When I think about pension reform, I am reminded of the song from the musical "Hair" about the dawning of the age of Aquarius.
Even though the need for reform was driven by defined benefit plan issues, the new law clearly signals Washington's acceptance of the growing dominance of defined contribution plans as providers of retirement income in America. Congress tackled numerous huge defined contribution plan issues, including company stock (to prevent another Enron Corp.-like debacle), investment advice and automatic enrollment.
That auto enrollment — when an employee has to opt out of participating, rather than opt in — is even included in the new law is stunning to me. Not too many years ago an attempted move to automatic enrollment was soundly pushed back. I recall talking to a 401(k) executive for a fast-food chain who said the company was giving up on its program — then called negative election. The program wasn't working. Here we are, less than a decade later, and automatic enrollment is now part of pension reform.
This acceptance in Washington of the growing dominance of defined contribution plans goes beyond Congress. Last week, the Labor Department proposed, as expected, new regulations on default investment options (where the money goes if the participant doesn't choose specific investment options when he or she is automatically enrolled) that would be protected under a safe harbor.
The acceptable options are balanced funds, retirement age-based lifecycle funds and managed accounts.
I remember when stable value (or some other form of fixed income like money markets) was the default option of choice. Now, no fixed-income vehicles are even proposed.
Even more telling is that one of the acceptable default choices is managed accounts. That means the Labor Department is putting a Good Housekeeping-like seal of approval on a plan participant's 401(k) account being turned over to an outside firm, which will make all of the other investment decisions.
Imagine, this industry has gone through years of trying to educate participants to diversify out of, say, stable value or company stock, and into equities. And now, no less than the Labor Department (by telling plan sponsors and employees it's OK to hand off the money to a third party) is virtually admitting that investment education isn't cutting it.
I don't mean to make light of, or cast aspersions on, managed accounts. Their availability — along with automatic enrollment and other auto features — shows that the retirement industry is trying to ensure that defined contribution plans will provide an adequate income at retirement.
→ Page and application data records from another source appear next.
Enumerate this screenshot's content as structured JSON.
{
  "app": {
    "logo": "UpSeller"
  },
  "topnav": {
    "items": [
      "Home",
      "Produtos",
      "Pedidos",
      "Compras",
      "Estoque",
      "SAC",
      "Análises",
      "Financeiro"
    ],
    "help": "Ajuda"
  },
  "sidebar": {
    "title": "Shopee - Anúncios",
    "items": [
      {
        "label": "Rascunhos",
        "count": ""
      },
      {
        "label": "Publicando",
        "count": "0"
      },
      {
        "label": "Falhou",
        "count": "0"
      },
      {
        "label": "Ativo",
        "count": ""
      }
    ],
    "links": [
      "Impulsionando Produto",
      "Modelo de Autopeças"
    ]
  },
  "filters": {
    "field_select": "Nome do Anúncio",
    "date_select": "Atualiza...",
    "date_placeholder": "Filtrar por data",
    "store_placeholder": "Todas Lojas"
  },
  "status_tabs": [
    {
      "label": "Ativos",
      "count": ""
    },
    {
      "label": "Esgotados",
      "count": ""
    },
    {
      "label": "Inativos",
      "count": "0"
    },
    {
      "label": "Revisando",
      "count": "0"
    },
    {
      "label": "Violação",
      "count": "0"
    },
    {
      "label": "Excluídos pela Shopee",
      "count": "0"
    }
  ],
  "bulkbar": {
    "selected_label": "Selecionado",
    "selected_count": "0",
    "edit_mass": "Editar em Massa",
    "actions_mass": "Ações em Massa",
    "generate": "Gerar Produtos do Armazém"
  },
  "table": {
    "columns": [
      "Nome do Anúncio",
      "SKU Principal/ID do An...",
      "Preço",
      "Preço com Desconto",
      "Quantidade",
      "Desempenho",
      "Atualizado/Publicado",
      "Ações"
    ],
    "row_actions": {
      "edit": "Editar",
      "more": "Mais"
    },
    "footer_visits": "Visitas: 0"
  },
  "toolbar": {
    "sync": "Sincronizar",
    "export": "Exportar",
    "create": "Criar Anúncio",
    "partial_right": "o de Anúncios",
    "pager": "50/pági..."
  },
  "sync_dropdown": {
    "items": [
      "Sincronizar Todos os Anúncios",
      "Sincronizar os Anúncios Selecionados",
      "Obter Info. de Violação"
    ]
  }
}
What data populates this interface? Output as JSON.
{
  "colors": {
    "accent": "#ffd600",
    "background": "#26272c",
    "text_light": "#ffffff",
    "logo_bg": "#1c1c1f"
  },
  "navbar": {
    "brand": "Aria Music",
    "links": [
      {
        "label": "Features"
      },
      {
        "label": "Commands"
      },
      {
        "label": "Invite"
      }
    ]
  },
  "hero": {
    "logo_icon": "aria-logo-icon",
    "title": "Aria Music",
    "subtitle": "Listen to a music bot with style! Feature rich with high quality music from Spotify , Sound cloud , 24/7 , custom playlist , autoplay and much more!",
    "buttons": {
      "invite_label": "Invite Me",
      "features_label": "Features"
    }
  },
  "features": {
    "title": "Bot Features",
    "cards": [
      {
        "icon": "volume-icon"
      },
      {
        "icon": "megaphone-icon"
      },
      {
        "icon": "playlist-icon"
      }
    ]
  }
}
The involvement of Congress and the Labor Department also illustrates a point made by David Wray, president of the Profit Sharing/401(k) Council of America. During a speech last month at the PSCA's conference in Amelia Island, Fla., Mr. Wray said control of defined contribution plans has shifted.
In the past, he said, employees wanted control over their DC plans, while most employers were passive, some little more than payroll pass-through vehicles. Now, Mr. Wray said, employers are in control.
Mr. Wray's speech resonates with me. It explains why employer-provided services such as automatic enrollment and investment advice are so important that Washington had to get involved.
"The nexus point has happened," Mr. Wray said. "Now, the defined contribution system will blossom."
No wonder I keep conjuring up a picture of people from the Labor Department and Congress joining hands, swaying slightly and singing, "This is the dawning of the age of the DC plan, age of the DC plan…"